### DATA LISTING
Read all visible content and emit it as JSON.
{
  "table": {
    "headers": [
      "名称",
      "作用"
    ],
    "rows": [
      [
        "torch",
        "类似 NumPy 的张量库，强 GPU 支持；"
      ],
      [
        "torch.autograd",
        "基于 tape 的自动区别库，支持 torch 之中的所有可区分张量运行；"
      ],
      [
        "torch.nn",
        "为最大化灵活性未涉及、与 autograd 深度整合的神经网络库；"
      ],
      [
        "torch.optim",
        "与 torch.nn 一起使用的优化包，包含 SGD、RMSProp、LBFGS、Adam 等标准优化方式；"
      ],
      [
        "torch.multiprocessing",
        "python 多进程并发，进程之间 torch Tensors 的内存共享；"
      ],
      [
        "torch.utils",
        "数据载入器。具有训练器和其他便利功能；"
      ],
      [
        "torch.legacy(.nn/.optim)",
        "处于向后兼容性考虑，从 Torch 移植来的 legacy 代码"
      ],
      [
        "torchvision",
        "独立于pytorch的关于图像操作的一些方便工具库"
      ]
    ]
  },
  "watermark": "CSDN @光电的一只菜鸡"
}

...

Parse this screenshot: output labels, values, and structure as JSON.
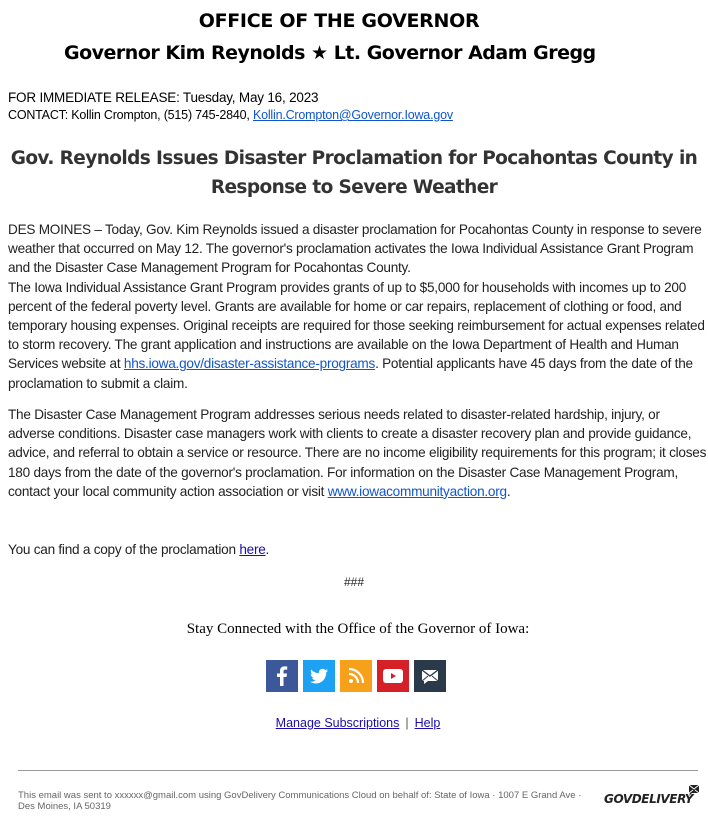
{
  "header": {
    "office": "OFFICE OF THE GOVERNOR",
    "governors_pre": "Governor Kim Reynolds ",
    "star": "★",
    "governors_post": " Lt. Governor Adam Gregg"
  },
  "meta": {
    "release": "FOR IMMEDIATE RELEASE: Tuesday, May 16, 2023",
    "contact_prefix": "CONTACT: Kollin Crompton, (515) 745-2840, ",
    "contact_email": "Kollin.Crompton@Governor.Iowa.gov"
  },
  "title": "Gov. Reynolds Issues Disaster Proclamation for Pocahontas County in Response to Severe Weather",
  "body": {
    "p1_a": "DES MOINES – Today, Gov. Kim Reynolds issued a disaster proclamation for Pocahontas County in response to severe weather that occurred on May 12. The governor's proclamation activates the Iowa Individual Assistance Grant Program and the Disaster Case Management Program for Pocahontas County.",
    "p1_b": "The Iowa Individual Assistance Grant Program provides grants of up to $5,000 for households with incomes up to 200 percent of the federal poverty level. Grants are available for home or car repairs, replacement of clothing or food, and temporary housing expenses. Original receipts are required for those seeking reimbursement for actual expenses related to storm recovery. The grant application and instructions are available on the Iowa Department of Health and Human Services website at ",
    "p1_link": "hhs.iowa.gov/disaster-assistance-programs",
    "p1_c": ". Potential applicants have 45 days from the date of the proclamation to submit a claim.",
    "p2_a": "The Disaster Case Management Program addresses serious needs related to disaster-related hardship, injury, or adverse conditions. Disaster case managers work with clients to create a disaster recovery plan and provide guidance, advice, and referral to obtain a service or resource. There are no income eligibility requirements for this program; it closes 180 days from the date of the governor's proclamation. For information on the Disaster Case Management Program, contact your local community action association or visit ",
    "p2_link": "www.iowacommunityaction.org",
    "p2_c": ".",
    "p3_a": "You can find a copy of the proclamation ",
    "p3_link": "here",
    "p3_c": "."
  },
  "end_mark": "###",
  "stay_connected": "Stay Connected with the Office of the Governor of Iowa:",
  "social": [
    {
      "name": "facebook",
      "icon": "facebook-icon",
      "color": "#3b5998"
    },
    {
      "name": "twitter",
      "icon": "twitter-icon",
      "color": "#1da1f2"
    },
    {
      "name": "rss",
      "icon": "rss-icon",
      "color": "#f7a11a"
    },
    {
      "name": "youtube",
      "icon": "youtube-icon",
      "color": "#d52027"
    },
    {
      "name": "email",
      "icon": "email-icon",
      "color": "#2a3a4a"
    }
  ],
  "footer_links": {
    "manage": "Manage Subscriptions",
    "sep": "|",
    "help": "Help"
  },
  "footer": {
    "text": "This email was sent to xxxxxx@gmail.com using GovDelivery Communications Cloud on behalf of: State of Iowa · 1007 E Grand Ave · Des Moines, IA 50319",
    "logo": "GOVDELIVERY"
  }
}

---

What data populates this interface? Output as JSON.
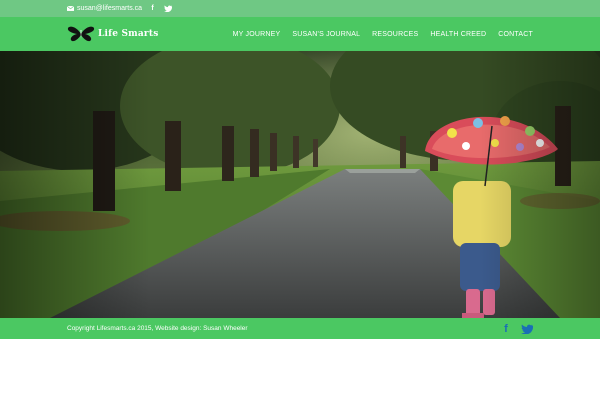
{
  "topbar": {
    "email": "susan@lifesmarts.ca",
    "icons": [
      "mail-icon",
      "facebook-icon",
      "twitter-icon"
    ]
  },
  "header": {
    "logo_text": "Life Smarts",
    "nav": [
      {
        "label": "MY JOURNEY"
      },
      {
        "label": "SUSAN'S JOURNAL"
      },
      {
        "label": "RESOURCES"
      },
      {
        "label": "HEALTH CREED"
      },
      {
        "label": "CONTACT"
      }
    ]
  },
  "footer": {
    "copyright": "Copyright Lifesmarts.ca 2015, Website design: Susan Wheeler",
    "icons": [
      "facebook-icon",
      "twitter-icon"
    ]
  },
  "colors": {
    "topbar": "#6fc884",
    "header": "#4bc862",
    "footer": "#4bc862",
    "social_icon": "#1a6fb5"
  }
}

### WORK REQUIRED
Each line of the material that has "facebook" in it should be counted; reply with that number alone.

### ANSWER SPACE
4